### To do:
Every entry below should appear in the answer exactly as written, apart from the pictures.

-- Opening Marker --

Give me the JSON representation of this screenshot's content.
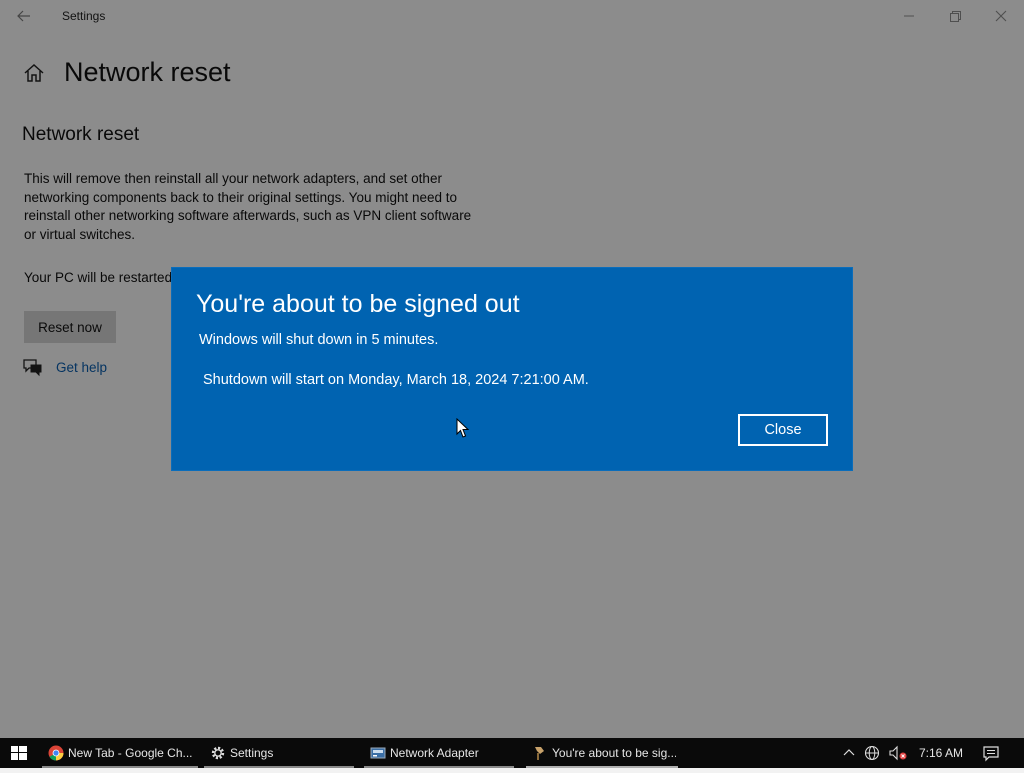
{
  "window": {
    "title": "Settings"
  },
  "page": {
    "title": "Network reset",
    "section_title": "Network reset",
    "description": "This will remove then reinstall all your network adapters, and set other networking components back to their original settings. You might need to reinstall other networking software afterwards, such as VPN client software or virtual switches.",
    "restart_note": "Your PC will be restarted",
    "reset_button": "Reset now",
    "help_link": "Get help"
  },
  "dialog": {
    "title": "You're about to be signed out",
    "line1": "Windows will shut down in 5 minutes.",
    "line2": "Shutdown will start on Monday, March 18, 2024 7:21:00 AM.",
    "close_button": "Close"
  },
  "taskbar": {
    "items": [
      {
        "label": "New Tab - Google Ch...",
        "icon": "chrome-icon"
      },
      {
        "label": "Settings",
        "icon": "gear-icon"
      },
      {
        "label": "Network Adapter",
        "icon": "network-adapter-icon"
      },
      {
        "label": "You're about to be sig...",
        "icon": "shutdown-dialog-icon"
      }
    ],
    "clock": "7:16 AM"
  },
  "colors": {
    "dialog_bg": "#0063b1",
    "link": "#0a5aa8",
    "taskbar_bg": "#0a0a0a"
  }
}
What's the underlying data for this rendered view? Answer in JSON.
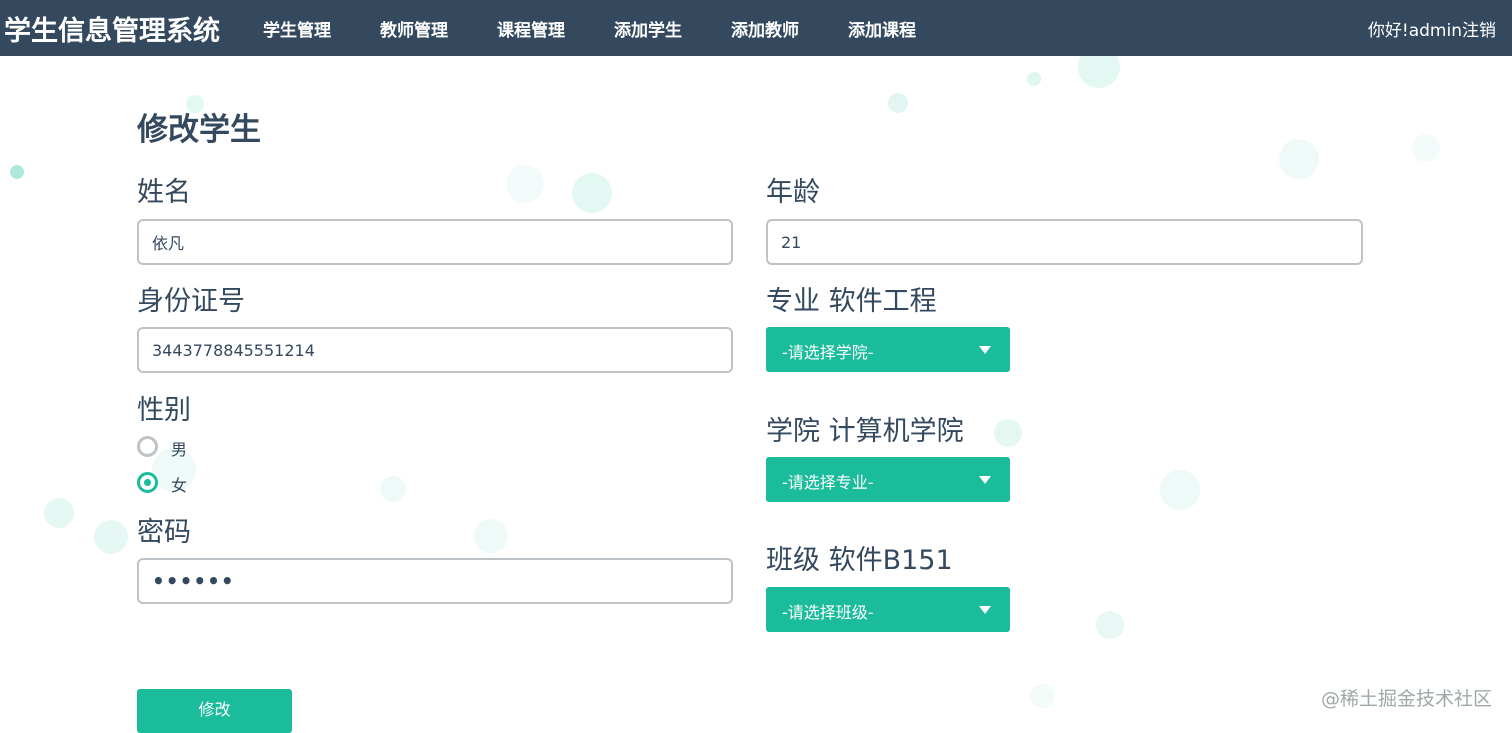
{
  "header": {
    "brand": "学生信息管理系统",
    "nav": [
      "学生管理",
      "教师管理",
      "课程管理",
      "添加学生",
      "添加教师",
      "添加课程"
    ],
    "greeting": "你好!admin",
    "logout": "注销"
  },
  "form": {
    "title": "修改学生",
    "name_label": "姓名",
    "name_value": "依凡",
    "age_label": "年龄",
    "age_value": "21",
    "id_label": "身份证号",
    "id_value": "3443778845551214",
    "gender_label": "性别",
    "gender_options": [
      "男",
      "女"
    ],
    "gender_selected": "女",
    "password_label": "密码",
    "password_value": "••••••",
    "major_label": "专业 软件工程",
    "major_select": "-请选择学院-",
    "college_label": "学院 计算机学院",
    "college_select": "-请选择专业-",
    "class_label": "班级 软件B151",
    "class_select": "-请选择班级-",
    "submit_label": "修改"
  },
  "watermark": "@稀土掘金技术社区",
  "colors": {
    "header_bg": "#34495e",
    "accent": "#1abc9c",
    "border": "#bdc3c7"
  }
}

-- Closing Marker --

### Output for this task:
Give me the JSON representation of this screenshot's content.
{
  "window": {
    "title": "Settings"
  },
  "page": {
    "title": "Network reset",
    "section_title": "Network reset",
    "description": "This will remove then reinstall all your network adapters, and set other networking components back to their original settings. You might need to reinstall other networking software afterwards, such as VPN client software or virtual switches.",
    "restart_note": "Your PC will be restarted",
    "reset_button": "Reset now",
    "help_link": "Get help"
  },
  "dialog": {
    "title": "You're about to be signed out",
    "line1": "Windows will shut down in 5 minutes.",
    "line2": "Shutdown will start on Monday, March 18, 2024 7:21:00 AM.",
    "close_button": "Close"
  },
  "taskbar": {
    "items": [
      {
        "label": "New Tab - Google Ch...",
        "icon": "chrome-icon"
      },
      {
        "label": "Settings",
        "icon": "gear-icon"
      },
      {
        "label": "Network Adapter",
        "icon": "network-adapter-icon"
      },
      {
        "label": "You're about to be sig...",
        "icon": "shutdown-dialog-icon"
      }
    ],
    "clock": "7:16 AM"
  },
  "colors": {
    "dialog_bg": "#0063b1",
    "link": "#0a5aa8",
    "taskbar_bg": "#0a0a0a"
  }
}
What's the underlying data for this rendered view? Answer in JSON.
{
  "header": {
    "brand": "学生信息管理系统",
    "nav": [
      "学生管理",
      "教师管理",
      "课程管理",
      "添加学生",
      "添加教师",
      "添加课程"
    ],
    "greeting": "你好!admin",
    "logout": "注销"
  },
  "form": {
    "title": "修改学生",
    "name_label": "姓名",
    "name_value": "依凡",
    "age_label": "年龄",
    "age_value": "21",
    "id_label": "身份证号",
    "id_value": "3443778845551214",
    "gender_label": "性别",
    "gender_options": [
      "男",
      "女"
    ],
    "gender_selected": "女",
    "password_label": "密码",
    "password_value": "••••••",
    "major_label": "专业 软件工程",
    "major_select": "-请选择学院-",
    "college_label": "学院 计算机学院",
    "college_select": "-请选择专业-",
    "class_label": "班级 软件B151",
    "class_select": "-请选择班级-",
    "submit_label": "修改"
  },
  "watermark": "@稀土掘金技术社区",
  "colors": {
    "header_bg": "#34495e",
    "accent": "#1abc9c",
    "border": "#bdc3c7"
  }
}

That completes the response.